* WHAT TO WORK ON *
Below are records to be reproduced exactly and in full.

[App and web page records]
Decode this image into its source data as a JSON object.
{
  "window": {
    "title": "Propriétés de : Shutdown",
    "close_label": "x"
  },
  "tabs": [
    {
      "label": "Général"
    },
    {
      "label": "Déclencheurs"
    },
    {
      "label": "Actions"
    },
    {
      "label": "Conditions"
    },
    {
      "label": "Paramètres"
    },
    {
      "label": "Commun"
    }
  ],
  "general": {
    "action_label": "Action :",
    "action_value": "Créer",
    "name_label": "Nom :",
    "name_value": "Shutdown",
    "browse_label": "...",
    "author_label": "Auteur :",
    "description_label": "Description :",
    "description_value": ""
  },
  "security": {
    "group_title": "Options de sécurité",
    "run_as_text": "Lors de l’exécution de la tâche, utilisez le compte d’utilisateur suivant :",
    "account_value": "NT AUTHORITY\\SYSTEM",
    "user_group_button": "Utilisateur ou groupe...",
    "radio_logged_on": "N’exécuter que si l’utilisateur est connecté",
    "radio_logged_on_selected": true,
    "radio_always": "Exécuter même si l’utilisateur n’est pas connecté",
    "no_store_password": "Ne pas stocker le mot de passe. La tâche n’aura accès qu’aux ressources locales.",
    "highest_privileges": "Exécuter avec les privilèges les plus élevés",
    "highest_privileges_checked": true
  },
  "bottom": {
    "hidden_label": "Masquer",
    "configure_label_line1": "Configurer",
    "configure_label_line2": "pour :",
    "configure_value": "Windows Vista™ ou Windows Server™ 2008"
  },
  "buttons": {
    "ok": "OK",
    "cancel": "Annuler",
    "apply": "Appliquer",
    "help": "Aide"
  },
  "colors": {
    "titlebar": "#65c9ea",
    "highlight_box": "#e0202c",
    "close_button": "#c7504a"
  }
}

* EXPECTED ANSWER *
Decode this image into its source data as a JSON object.
{
  "window": {
    "title": "Propriétés de : Shutdown",
    "close_label": "x"
  },
  "tabs": [
    {
      "label": "Général"
    },
    {
      "label": "Déclencheurs"
    },
    {
      "label": "Actions"
    },
    {
      "label": "Conditions"
    },
    {
      "label": "Paramètres"
    },
    {
      "label": "Commun"
    }
  ],
  "general": {
    "action_label": "Action :",
    "action_value": "Créer",
    "name_label": "Nom :",
    "name_value": "Shutdown",
    "browse_label": "...",
    "author_label": "Auteur :",
    "description_label": "Description :",
    "description_value": ""
  },
  "security": {
    "group_title": "Options de sécurité",
    "run_as_text": "Lors de l’exécution de la tâche, utilisez le compte d’utilisateur suivant :",
    "account_value": "NT AUTHORITY\\SYSTEM",
    "user_group_button": "Utilisateur ou groupe...",
    "radio_logged_on": "N’exécuter que si l’utilisateur est connecté",
    "radio_logged_on_selected": true,
    "radio_always": "Exécuter même si l’utilisateur n’est pas connecté",
    "no_store_password": "Ne pas stocker le mot de passe. La tâche n’aura accès qu’aux ressources locales.",
    "highest_privileges": "Exécuter avec les privilèges les plus élevés",
    "highest_privileges_checked": true
  },
  "bottom": {
    "hidden_label": "Masquer",
    "configure_label_line1": "Configurer",
    "configure_label_line2": "pour :",
    "configure_value": "Windows Vista™ ou Windows Server™ 2008"
  },
  "buttons": {
    "ok": "OK",
    "cancel": "Annuler",
    "apply": "Appliquer",
    "help": "Aide"
  },
  "colors": {
    "titlebar": "#65c9ea",
    "highlight_box": "#e0202c",
    "close_button": "#c7504a"
  }
}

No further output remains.